§ **ASSIGNED TASK**
Select, from the material below, each line with "title" in it.

§ **AVAILABLE RECORDS**
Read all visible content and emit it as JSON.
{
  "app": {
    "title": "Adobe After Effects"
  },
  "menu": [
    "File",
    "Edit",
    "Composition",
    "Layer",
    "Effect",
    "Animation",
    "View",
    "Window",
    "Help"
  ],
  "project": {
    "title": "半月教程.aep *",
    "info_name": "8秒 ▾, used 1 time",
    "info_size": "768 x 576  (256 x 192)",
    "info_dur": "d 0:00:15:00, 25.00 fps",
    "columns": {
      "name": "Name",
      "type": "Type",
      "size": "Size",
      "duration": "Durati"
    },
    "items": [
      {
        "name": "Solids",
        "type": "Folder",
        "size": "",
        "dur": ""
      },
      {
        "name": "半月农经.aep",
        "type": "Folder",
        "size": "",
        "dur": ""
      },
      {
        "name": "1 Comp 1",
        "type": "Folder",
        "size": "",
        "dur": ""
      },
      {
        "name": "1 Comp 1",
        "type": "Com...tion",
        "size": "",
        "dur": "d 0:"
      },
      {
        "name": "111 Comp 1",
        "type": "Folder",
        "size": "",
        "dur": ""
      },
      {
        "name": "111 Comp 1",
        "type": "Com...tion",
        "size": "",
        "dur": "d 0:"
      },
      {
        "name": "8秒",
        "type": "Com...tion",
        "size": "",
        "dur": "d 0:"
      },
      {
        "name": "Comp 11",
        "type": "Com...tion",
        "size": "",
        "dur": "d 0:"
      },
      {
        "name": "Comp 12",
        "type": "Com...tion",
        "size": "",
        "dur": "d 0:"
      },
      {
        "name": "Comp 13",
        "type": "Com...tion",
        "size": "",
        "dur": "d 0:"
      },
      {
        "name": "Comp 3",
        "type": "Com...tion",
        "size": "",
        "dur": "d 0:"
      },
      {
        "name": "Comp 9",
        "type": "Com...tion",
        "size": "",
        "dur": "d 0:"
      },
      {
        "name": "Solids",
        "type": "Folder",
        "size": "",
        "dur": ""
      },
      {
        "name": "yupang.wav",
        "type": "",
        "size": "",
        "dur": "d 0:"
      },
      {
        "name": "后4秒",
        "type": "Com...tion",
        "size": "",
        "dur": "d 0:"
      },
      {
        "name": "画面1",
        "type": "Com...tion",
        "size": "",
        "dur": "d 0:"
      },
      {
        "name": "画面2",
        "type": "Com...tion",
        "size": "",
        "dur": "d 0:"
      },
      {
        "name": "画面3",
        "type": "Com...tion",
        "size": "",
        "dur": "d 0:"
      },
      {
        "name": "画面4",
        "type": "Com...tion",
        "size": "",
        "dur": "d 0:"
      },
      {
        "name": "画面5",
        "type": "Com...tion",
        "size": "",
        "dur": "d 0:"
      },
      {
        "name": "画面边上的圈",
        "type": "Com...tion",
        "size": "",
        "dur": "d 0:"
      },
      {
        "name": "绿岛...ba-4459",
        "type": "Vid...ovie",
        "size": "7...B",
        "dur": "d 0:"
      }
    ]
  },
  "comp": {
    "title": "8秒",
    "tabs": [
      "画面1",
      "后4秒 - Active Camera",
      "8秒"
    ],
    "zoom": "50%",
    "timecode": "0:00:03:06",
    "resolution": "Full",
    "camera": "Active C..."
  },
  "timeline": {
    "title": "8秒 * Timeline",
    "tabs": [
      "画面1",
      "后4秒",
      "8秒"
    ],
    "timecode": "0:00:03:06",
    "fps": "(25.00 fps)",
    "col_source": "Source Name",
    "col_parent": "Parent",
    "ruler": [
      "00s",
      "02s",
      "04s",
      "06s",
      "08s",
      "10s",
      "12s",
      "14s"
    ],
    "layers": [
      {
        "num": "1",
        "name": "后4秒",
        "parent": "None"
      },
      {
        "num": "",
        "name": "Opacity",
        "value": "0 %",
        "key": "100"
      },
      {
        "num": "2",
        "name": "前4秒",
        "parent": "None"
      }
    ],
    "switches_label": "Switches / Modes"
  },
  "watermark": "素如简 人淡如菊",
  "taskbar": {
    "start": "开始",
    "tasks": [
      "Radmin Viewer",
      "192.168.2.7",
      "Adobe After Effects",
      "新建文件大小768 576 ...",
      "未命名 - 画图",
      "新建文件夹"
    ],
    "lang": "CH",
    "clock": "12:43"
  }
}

§ **SOLUTION BELOW**
    "title": "Adobe After Effects"
    "title": "半月教程.aep *",
    "title": "8秒",
    "title": "8秒 * Timeline",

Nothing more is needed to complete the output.